Excerpts from a dataset:
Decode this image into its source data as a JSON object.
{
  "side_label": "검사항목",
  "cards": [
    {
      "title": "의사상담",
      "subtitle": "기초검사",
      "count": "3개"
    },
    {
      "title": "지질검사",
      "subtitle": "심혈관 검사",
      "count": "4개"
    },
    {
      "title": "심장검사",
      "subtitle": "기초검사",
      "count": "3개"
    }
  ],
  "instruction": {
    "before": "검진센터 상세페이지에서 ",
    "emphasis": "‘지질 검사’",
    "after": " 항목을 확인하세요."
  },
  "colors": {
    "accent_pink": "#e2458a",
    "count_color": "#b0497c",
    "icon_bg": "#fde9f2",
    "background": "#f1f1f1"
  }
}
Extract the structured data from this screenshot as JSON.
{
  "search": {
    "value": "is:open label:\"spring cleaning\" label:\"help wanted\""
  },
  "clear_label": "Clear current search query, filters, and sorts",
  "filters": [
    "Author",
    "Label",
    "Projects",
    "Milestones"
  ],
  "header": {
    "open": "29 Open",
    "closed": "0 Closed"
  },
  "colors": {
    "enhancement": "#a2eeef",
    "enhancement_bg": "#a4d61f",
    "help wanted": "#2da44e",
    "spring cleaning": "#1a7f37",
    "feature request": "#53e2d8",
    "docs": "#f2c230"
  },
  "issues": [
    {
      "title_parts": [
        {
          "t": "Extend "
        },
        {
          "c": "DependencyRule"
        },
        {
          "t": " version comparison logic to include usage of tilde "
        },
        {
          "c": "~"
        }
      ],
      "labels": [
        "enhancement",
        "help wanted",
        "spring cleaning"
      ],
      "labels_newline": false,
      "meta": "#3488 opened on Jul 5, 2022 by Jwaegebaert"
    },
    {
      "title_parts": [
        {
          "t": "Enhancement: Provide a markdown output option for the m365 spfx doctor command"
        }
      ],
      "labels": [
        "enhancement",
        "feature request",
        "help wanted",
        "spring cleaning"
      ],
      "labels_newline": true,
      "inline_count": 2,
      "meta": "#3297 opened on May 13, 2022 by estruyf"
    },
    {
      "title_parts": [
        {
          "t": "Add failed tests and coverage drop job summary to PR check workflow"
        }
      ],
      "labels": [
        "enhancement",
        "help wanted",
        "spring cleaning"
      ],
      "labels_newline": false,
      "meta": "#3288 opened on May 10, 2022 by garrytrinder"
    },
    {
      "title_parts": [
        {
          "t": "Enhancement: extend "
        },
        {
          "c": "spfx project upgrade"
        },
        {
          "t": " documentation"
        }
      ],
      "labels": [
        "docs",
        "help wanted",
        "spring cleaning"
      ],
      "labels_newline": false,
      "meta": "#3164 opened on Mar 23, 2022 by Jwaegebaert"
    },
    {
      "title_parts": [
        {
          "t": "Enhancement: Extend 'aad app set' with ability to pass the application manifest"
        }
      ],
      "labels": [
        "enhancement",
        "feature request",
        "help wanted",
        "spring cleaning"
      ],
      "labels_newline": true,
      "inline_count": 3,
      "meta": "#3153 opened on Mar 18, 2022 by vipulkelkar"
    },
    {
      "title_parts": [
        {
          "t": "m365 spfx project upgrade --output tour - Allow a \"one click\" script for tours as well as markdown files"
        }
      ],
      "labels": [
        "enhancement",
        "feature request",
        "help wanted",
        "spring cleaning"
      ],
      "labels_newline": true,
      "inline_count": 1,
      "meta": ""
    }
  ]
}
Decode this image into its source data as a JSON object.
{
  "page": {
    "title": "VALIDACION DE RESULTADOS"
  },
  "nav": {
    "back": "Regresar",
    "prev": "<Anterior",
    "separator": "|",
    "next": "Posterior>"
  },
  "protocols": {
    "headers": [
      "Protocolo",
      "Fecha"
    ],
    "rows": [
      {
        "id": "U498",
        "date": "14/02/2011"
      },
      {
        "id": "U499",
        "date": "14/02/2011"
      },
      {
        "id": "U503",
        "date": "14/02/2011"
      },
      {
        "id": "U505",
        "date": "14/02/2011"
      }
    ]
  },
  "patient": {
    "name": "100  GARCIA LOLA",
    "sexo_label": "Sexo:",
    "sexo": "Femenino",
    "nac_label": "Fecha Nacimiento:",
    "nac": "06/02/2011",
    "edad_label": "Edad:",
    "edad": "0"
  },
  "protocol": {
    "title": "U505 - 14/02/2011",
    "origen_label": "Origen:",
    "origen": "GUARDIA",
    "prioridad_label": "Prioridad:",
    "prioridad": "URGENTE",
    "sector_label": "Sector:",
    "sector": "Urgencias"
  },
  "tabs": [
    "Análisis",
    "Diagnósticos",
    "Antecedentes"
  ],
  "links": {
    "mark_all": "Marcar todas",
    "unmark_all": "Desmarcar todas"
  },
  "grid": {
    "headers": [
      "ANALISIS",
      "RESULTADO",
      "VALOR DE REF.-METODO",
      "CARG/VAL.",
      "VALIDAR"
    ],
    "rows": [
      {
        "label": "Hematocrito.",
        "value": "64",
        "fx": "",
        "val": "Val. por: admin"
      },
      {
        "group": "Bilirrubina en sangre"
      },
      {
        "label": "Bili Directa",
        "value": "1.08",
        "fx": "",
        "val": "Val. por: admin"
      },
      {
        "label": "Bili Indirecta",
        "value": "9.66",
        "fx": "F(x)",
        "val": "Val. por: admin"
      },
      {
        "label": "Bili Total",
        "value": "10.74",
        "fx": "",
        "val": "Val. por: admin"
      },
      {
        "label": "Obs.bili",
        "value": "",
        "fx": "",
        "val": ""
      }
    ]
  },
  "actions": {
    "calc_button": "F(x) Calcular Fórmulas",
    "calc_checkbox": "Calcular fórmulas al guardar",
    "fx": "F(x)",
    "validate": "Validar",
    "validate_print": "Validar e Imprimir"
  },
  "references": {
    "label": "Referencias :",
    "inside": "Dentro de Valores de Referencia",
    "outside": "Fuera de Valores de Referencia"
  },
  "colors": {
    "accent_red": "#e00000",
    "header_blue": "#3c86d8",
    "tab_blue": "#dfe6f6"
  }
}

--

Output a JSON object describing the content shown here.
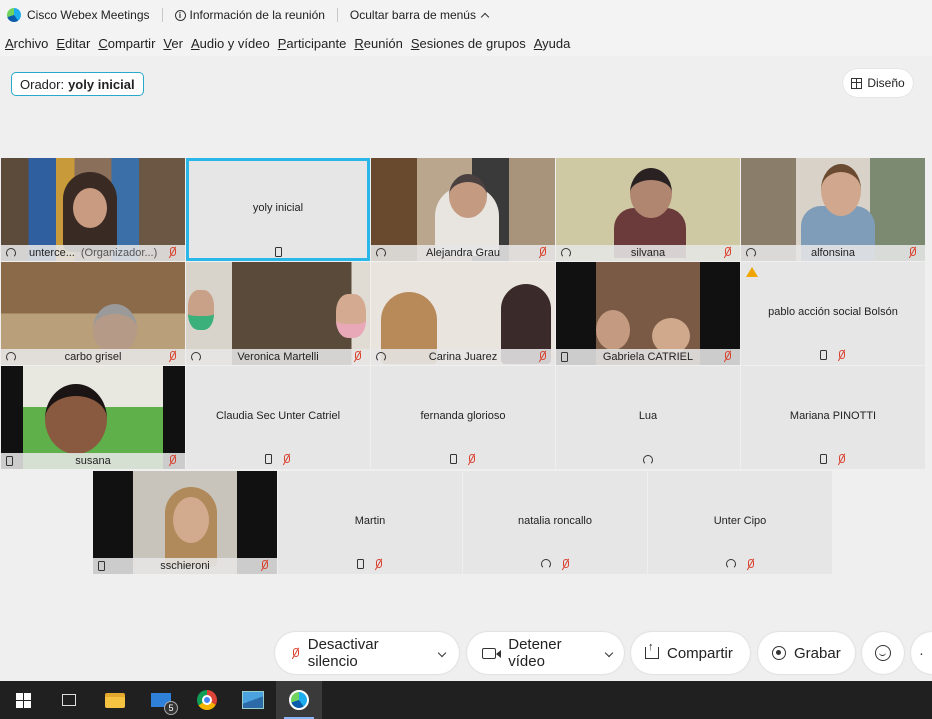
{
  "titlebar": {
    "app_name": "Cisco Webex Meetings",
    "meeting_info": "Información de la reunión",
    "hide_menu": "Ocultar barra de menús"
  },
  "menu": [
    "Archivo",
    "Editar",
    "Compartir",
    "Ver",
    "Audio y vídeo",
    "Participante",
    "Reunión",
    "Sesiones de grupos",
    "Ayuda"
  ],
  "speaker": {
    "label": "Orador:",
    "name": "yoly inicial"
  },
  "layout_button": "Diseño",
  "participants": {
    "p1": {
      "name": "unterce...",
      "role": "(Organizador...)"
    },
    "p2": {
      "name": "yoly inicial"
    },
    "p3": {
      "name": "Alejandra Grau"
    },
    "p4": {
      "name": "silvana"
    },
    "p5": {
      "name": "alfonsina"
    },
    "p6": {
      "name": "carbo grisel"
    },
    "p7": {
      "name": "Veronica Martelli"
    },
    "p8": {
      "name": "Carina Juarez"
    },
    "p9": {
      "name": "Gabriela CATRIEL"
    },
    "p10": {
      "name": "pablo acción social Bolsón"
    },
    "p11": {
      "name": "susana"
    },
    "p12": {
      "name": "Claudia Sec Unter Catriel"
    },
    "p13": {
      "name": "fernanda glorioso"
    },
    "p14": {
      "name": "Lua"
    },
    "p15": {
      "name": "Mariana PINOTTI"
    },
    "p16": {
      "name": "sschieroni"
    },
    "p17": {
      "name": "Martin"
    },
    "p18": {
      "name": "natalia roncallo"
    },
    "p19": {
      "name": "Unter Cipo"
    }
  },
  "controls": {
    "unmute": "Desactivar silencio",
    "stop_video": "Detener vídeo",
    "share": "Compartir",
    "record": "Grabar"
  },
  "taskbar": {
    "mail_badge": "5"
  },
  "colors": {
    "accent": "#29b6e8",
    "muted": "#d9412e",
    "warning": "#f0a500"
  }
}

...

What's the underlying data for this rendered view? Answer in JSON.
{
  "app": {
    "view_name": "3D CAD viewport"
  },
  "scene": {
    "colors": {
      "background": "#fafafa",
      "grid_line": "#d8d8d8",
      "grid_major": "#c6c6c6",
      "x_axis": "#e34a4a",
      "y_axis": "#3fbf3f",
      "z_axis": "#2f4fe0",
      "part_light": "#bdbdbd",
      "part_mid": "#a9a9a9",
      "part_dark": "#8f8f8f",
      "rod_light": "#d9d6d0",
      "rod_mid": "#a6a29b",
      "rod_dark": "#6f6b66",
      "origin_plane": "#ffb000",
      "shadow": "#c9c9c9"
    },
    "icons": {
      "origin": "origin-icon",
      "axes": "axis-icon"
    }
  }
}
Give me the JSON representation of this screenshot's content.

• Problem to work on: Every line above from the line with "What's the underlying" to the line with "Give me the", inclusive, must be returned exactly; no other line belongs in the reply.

• Solution:
What's the underlying data for this rendered view? Answer in JSON.
{
  "app": {
    "view_name": "3D CAD viewport"
  },
  "scene": {
    "colors": {
      "background": "#fafafa",
      "grid_line": "#d8d8d8",
      "grid_major": "#c6c6c6",
      "x_axis": "#e34a4a",
      "y_axis": "#3fbf3f",
      "z_axis": "#2f4fe0",
      "part_light": "#bdbdbd",
      "part_mid": "#a9a9a9",
      "part_dark": "#8f8f8f",
      "rod_light": "#d9d6d0",
      "rod_mid": "#a6a29b",
      "rod_dark": "#6f6b66",
      "origin_plane": "#ffb000",
      "shadow": "#c9c9c9"
    },
    "icons": {
      "origin": "origin-icon",
      "axes": "axis-icon"
    }
  }
}
Give me the JSON representation of this screenshot's content.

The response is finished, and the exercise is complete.